Def Jam Found Liable in Album Lawsuit
A federal jury in New York found powerhouse record label Island Def Jam and its chairman, Lyor Cohen, liable for fraud and copyright infringement in a dispute over a still-unreleased album that involves some of the rap world’s biggest names.
The eight-member panel sided unanimously with independent label TVT Records, which had accused Cohen and Def Jam of reneging on a deal that would have allowed TVT to release an album featuring rap sensation Ja Rule, now one of Def Jam’s marquee stars.
New York-based TVT is seeking a damage award of more than $30 million. The jury is set to consider damages on April 28.

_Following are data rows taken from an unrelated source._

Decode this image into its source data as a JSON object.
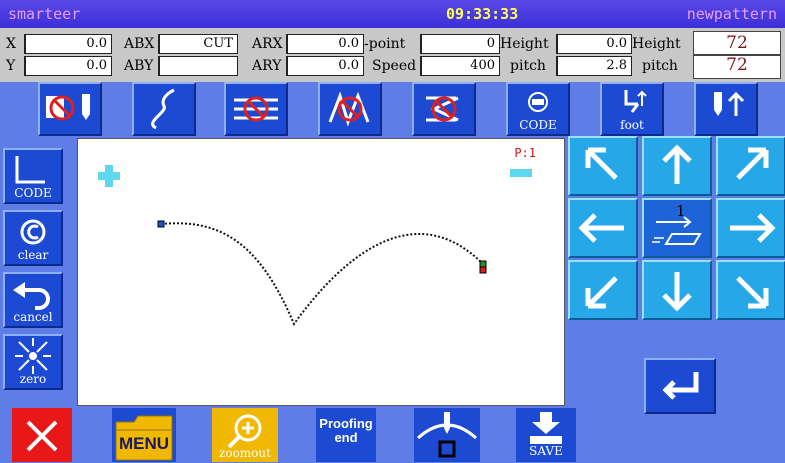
{
  "titlebar": {
    "brand": "smarteer",
    "time": "09:33:33",
    "pattern_name": "newpattern"
  },
  "readout": {
    "x_label": "X",
    "x_value": "0.0",
    "y_label": "Y",
    "y_value": "0.0",
    "abx_label": "ABX",
    "abx_value": "CUT",
    "aby_label": "ABY",
    "aby_value": "",
    "arx_label": "ARX",
    "arx_value": "0.0",
    "ary_label": "ARY",
    "ary_value": "0.0",
    "point_label": "-point",
    "point_value": "0",
    "speed_label": "Speed",
    "speed_value": "400",
    "height_label": "Height",
    "height_value": "0.0",
    "pitch_label": "pitch",
    "pitch_value": "2.8",
    "height2_label": "Height",
    "height2_value": "72",
    "pitch2_label": "pitch",
    "pitch2_value": "72"
  },
  "toolbar": {
    "code_label": "CODE",
    "foot_label": "foot"
  },
  "side": {
    "code_label": "CODE",
    "clear_label": "clear",
    "cancel_label": "cancel",
    "zero_label": "zero"
  },
  "canvas": {
    "page_label": "P:1"
  },
  "arrows": {
    "center_count": "1"
  },
  "bottom": {
    "menu_label": "MENU",
    "zoomout_label": "zoomout",
    "proofing_line1": "Proofing",
    "proofing_line2": "end",
    "save_label": "SAVE"
  },
  "colors": {
    "titlebar": "#3c2fd8",
    "panel": "#c8c8c8",
    "button": "#1c4ad3",
    "arrow_button": "#26a8e8",
    "stitch": "#111111",
    "delete": "#e81818",
    "menu": "#f0b800"
  },
  "icons": [
    "no-thread-icon",
    "curve-icon",
    "no-stitch-icon",
    "no-zigzag-icon",
    "no-back-icon",
    "code-icon",
    "foot-icon",
    "needle-up-icon",
    "enter-icon",
    "close-icon",
    "menu-folder-icon",
    "zoomout-icon",
    "needle-icon",
    "save-icon"
  ]
}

Def Jam, a New York division of Universal Music Group, said it plans to appeal the verdict.
“Since the jury was not allowed to consider all of the evidence presented in this case, we are confident that when they do, we will prevail,” a Def Jam spokesman said Monday.
The lawsuit was filed in August, shortly before the planned release date of a TVT album with new recordings and remixes of work that Ja Rule had recorded as part of a rap act, Cash Money Click, under a 1994 contract with the independent label. TVT later dropped Ja Rule from its roster.
By 2001, the rapper had turned into a star for Murder Inc., a joint venture label affiliated with Def Jam and run by producer Irv Gotti.
But, according to the suit, the rapper decided to “honor his prior commitments” to his former rap group partners by completing a debut album that had been delayed by the incarceration of Cash Money Click member Christopher Black.
The suit said Ja Rule and Gotti obtained Def Jam chief Cohen’s approval and made a deal to release the album through TVT, which paid a $400,000 advance to start recording work.
TVT and Def Jam, the suit said, also hammered out a “side letter,” in which TVT agreed to pay the Vivendi Universal-owned label a cut of the album profits in exchange for letting the rapper and producer participate.
Based on that deal, according to the suit, TVT spent hundreds of thousands of dollars to finance the artists’ production of at least 11 songs for the album over the next several months.
During 2002, Def Jam used one of those songs, “The Rain,” on its own “Irv Gotti Presents: The Inc.” album, without TVT’s permission, the suit said. And in August, Def Jam rejected the terms of the “side letter” deal.
“The evidence was overwhelming,” said Peter Haviland, a lawyer for TVT.
“The verdict against Mr. Cohen, personally, for fraud shows that there are some very serious problems confronting Def Jam and Universal Music Group.”
Cohen is one of the music industry’s most prominent executives.
A former tour manager for pioneering rap act Run-DMC, Cohen later joined then-independent Def Jam and helped turn it into one of the leading rap labels. Vivendi eventually acquired the label in a complex series of corporate mergers.
According to court documents, Cohen’s testimony on the witness stand didn’t always jibe with his earlier sworn statements.
In court papers, Cohen said he had told Gotti that he would not allow the producer’s participation in the TVT project.
On the stand, however, he testified that he didn’t recall telling Gotti that he couldn’t proceed with the project.
The suit is the latest controversy to dog Def Jam. In January, federal agents raided the offices of its Murder Inc. affiliate in a money-laundering probe. Def Jam said it has violated no laws.
Also in January, several radio programmers told The Times the label had purchased advertisements designed to inflate airplay statistics for Mariah Carey’s recent song “Through the Rain.”
The ads initially registered with monitoring service Nielsen Broadcast Data Systems as genuine plays of the song.
The label said the ads were not meant to affect the data.